Low Blood Pressure May Raise SIDS Risk in Preterm Infants
Low blood pressure, anemia and cardiovascular abnormalities examined as risk factors
MONDAY, Dec. 1 (HealthDay News) -- An increased risk of sudden infant death syndrome (SIDS) in preterm infants may be due to lowered blood pressure compared with term infants, according to data reported in the December issue of Pediatrics.
Nicole B. Witcombe, and colleagues at Monash University in Melbourne, Australia, investigated the increased risk of SIDS in a longitudinal study of 25 preterm and 20 term infants. They used daytime polysomnography and photoplethysmography to study the effect of preterm birth on heart rate and blood pressure control over the first six months of life.
The findings indicate that significantly lowered blood pressure among preterm babies during quiet sleep and active sleep, especially at 2 to 3 months' term-corrected age, compared to both 2 to 4 weeks' and 5 to 6 months', along with reduced oxygen carrying capacity may adversely affect oxygen delivery to critical organs, thereby raising the risk of SIDS.

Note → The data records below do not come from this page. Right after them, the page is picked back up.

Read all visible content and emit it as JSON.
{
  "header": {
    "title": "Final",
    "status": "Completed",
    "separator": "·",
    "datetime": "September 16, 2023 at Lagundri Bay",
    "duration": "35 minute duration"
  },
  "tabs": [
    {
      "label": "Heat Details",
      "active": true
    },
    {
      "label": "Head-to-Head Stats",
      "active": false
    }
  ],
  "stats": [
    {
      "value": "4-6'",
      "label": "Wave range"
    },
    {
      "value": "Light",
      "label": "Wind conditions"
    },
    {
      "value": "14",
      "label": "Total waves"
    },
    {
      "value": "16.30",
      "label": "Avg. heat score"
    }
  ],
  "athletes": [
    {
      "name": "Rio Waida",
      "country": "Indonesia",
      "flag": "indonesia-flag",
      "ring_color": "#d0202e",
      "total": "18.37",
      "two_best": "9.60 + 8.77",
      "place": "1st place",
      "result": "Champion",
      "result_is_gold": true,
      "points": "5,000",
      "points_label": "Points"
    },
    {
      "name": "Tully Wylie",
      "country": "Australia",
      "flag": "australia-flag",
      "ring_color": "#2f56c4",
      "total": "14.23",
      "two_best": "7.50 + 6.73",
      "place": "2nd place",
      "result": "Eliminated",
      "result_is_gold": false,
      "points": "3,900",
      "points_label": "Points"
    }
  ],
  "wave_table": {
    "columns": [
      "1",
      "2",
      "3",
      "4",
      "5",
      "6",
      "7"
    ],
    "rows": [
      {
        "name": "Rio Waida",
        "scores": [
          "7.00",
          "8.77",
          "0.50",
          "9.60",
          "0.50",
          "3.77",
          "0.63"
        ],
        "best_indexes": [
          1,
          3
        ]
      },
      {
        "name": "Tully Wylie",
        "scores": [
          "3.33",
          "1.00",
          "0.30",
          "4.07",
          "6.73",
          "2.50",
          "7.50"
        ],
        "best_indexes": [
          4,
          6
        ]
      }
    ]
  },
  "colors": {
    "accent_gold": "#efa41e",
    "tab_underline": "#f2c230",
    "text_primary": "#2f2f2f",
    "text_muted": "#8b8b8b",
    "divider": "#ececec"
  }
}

"Additional studies examining baroreflex responses and cardiovascular variability during sleep are required to further understand whether preterm infants have impaired cardiovascular control during the early postnatal period. These studies may further explain the mechanisms involved in the increased risk for SIDS associated with preterm birth and the impact that this may have on the cardiovascular system later in life," the authors conclude.